*Exercise instructions*:
Reproduce every line that appears below, precisely and completely.

*Provided material*:
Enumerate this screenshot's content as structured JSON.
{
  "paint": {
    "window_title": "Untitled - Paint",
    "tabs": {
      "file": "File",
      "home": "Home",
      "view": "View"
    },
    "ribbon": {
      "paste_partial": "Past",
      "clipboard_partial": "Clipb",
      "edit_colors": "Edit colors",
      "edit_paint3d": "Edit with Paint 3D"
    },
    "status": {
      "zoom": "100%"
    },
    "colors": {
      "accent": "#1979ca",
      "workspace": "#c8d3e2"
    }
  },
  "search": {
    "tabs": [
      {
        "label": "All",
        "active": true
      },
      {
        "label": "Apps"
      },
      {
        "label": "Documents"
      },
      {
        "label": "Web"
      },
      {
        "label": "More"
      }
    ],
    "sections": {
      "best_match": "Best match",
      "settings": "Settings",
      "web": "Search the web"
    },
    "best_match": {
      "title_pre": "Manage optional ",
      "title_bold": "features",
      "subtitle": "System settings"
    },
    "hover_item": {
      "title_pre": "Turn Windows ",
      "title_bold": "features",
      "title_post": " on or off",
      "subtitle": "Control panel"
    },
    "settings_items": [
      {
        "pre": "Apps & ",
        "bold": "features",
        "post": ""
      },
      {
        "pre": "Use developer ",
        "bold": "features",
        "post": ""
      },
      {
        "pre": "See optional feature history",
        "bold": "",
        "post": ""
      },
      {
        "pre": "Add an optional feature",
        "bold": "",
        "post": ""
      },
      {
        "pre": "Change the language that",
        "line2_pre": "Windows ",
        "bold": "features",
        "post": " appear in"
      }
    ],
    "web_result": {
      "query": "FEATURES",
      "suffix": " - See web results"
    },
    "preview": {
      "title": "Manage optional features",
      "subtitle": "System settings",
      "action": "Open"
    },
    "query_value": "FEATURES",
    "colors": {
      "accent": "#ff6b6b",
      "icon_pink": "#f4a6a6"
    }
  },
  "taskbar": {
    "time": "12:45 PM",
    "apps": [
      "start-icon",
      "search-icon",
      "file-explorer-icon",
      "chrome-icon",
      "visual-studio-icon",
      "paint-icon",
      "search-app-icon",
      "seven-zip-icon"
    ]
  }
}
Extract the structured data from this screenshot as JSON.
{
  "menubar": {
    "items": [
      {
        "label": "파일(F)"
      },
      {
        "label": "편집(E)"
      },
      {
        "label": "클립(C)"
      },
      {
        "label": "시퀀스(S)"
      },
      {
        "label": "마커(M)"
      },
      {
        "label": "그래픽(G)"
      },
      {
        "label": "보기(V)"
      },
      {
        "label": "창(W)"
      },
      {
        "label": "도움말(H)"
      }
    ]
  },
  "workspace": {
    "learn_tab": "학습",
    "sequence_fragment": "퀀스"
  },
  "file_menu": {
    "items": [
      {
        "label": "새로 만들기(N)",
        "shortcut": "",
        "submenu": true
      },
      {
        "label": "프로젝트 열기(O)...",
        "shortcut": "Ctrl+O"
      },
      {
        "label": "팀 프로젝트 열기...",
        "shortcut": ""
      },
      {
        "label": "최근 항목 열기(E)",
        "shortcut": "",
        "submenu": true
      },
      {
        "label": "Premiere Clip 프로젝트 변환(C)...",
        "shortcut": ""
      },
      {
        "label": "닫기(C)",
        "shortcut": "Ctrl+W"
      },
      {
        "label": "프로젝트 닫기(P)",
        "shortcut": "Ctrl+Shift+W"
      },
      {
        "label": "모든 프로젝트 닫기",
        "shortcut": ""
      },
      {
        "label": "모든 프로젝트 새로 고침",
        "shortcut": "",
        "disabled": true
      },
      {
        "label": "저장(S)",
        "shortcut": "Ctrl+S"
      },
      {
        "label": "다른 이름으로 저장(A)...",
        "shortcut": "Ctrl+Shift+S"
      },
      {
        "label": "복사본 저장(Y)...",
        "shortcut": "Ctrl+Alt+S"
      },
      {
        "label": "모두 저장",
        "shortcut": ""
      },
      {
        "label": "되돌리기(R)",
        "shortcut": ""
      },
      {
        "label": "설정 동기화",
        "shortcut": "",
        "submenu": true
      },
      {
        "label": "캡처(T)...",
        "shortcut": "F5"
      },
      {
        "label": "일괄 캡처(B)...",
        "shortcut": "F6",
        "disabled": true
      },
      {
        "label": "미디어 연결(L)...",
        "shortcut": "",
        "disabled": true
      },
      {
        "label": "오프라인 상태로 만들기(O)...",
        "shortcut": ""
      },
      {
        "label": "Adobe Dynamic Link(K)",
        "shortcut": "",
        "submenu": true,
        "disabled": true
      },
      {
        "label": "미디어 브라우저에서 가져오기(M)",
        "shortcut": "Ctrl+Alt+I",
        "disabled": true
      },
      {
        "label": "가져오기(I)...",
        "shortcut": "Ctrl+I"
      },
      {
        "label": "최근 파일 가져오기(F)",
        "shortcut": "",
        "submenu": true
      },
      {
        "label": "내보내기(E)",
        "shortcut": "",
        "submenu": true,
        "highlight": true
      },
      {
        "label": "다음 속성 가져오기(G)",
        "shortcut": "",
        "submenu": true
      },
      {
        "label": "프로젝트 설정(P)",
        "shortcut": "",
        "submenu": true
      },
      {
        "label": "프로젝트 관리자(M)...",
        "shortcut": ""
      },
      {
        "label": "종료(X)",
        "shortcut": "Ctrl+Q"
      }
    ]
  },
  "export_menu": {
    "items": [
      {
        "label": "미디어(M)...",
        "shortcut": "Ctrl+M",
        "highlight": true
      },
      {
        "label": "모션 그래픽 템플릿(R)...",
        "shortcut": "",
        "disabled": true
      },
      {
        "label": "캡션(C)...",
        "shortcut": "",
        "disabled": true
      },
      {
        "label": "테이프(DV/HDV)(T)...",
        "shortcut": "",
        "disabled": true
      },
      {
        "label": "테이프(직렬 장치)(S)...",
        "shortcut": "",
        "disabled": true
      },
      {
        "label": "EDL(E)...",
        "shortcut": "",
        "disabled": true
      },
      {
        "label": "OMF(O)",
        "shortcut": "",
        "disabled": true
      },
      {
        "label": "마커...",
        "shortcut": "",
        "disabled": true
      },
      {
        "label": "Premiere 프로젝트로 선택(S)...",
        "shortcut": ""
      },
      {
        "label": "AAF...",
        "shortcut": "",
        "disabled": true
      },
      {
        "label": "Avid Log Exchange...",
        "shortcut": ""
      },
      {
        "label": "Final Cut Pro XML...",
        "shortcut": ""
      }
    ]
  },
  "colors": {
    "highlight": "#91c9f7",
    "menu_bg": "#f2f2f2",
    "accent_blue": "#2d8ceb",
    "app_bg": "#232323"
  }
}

*Solution for this task*:
Enumerate this screenshot's content as structured JSON.
{
  "paint": {
    "window_title": "Untitled - Paint",
    "tabs": {
      "file": "File",
      "home": "Home",
      "view": "View"
    },
    "ribbon": {
      "paste_partial": "Past",
      "clipboard_partial": "Clipb",
      "edit_colors": "Edit colors",
      "edit_paint3d": "Edit with Paint 3D"
    },
    "status": {
      "zoom": "100%"
    },
    "colors": {
      "accent": "#1979ca",
      "workspace": "#c8d3e2"
    }
  },
  "search": {
    "tabs": [
      {
        "label": "All",
        "active": true
      },
      {
        "label": "Apps"
      },
      {
        "label": "Documents"
      },
      {
        "label": "Web"
      },
      {
        "label": "More"
      }
    ],
    "sections": {
      "best_match": "Best match",
      "settings": "Settings",
      "web": "Search the web"
    },
    "best_match": {
      "title_pre": "Manage optional ",
      "title_bold": "features",
      "subtitle": "System settings"
    },
    "hover_item": {
      "title_pre": "Turn Windows ",
      "title_bold": "features",
      "title_post": " on or off",
      "subtitle": "Control panel"
    },
    "settings_items": [
      {
        "pre": "Apps & ",
        "bold": "features",
        "post": ""
      },
      {
        "pre": "Use developer ",
        "bold": "features",
        "post": ""
      },
      {
        "pre": "See optional feature history",
        "bold": "",
        "post": ""
      },
      {
        "pre": "Add an optional feature",
        "bold": "",
        "post": ""
      },
      {
        "pre": "Change the language that",
        "line2_pre": "Windows ",
        "bold": "features",
        "post": " appear in"
      }
    ],
    "web_result": {
      "query": "FEATURES",
      "suffix": " - See web results"
    },
    "preview": {
      "title": "Manage optional features",
      "subtitle": "System settings",
      "action": "Open"
    },
    "query_value": "FEATURES",
    "colors": {
      "accent": "#ff6b6b",
      "icon_pink": "#f4a6a6"
    }
  },
  "taskbar": {
    "time": "12:45 PM",
    "apps": [
      "start-icon",
      "search-icon",
      "file-explorer-icon",
      "chrome-icon",
      "visual-studio-icon",
      "paint-icon",
      "search-app-icon",
      "seven-zip-icon"
    ]
  }
}
Extract the structured data from this screenshot as JSON.
{
  "menubar": {
    "items": [
      {
        "label": "파일(F)"
      },
      {
        "label": "편집(E)"
      },
      {
        "label": "클립(C)"
      },
      {
        "label": "시퀀스(S)"
      },
      {
        "label": "마커(M)"
      },
      {
        "label": "그래픽(G)"
      },
      {
        "label": "보기(V)"
      },
      {
        "label": "창(W)"
      },
      {
        "label": "도움말(H)"
      }
    ]
  },
  "workspace": {
    "learn_tab": "학습",
    "sequence_fragment": "퀀스"
  },
  "file_menu": {
    "items": [
      {
        "label": "새로 만들기(N)",
        "shortcut": "",
        "submenu": true
      },
      {
        "label": "프로젝트 열기(O)...",
        "shortcut": "Ctrl+O"
      },
      {
        "label": "팀 프로젝트 열기...",
        "shortcut": ""
      },
      {
        "label": "최근 항목 열기(E)",
        "shortcut": "",
        "submenu": true
      },
      {
        "label": "Premiere Clip 프로젝트 변환(C)...",
        "shortcut": ""
      },
      {
        "label": "닫기(C)",
        "shortcut": "Ctrl+W"
      },
      {
        "label": "프로젝트 닫기(P)",
        "shortcut": "Ctrl+Shift+W"
      },
      {
        "label": "모든 프로젝트 닫기",
        "shortcut": ""
      },
      {
        "label": "모든 프로젝트 새로 고침",
        "shortcut": "",
        "disabled": true
      },
      {
        "label": "저장(S)",
        "shortcut": "Ctrl+S"
      },
      {
        "label": "다른 이름으로 저장(A)...",
        "shortcut": "Ctrl+Shift+S"
      },
      {
        "label": "복사본 저장(Y)...",
        "shortcut": "Ctrl+Alt+S"
      },
      {
        "label": "모두 저장",
        "shortcut": ""
      },
      {
        "label": "되돌리기(R)",
        "shortcut": ""
      },
      {
        "label": "설정 동기화",
        "shortcut": "",
        "submenu": true
      },
      {
        "label": "캡처(T)...",
        "shortcut": "F5"
      },
      {
        "label": "일괄 캡처(B)...",
        "shortcut": "F6",
        "disabled": true
      },
      {
        "label": "미디어 연결(L)...",
        "shortcut": "",
        "disabled": true
      },
      {
        "label": "오프라인 상태로 만들기(O)...",
        "shortcut": ""
      },
      {
        "label": "Adobe Dynamic Link(K)",
        "shortcut": "",
        "submenu": true,
        "disabled": true
      },
      {
        "label": "미디어 브라우저에서 가져오기(M)",
        "shortcut": "Ctrl+Alt+I",
        "disabled": true
      },
      {
        "label": "가져오기(I)...",
        "shortcut": "Ctrl+I"
      },
      {
        "label": "최근 파일 가져오기(F)",
        "shortcut": "",
        "submenu": true
      },
      {
        "label": "내보내기(E)",
        "shortcut": "",
        "submenu": true,
        "highlight": true
      },
      {
        "label": "다음 속성 가져오기(G)",
        "shortcut": "",
        "submenu": true
      },
      {
        "label": "프로젝트 설정(P)",
        "shortcut": "",
        "submenu": true
      },
      {
        "label": "프로젝트 관리자(M)...",
        "shortcut": ""
      },
      {
        "label": "종료(X)",
        "shortcut": "Ctrl+Q"
      }
    ]
  },
  "export_menu": {
    "items": [
      {
        "label": "미디어(M)...",
        "shortcut": "Ctrl+M",
        "highlight": true
      },
      {
        "label": "모션 그래픽 템플릿(R)...",
        "shortcut": "",
        "disabled": true
      },
      {
        "label": "캡션(C)...",
        "shortcut": "",
        "disabled": true
      },
      {
        "label": "테이프(DV/HDV)(T)...",
        "shortcut": "",
        "disabled": true
      },
      {
        "label": "테이프(직렬 장치)(S)...",
        "shortcut": "",
        "disabled": true
      },
      {
        "label": "EDL(E)...",
        "shortcut": "",
        "disabled": true
      },
      {
        "label": "OMF(O)",
        "shortcut": "",
        "disabled": true
      },
      {
        "label": "마커...",
        "shortcut": "",
        "disabled": true
      },
      {
        "label": "Premiere 프로젝트로 선택(S)...",
        "shortcut": ""
      },
      {
        "label": "AAF...",
        "shortcut": "",
        "disabled": true
      },
      {
        "label": "Avid Log Exchange...",
        "shortcut": ""
      },
      {
        "label": "Final Cut Pro XML...",
        "shortcut": ""
      }
    ]
  },
  "colors": {
    "highlight": "#91c9f7",
    "menu_bg": "#f2f2f2",
    "accent_blue": "#2d8ceb",
    "app_bg": "#232323"
  }
}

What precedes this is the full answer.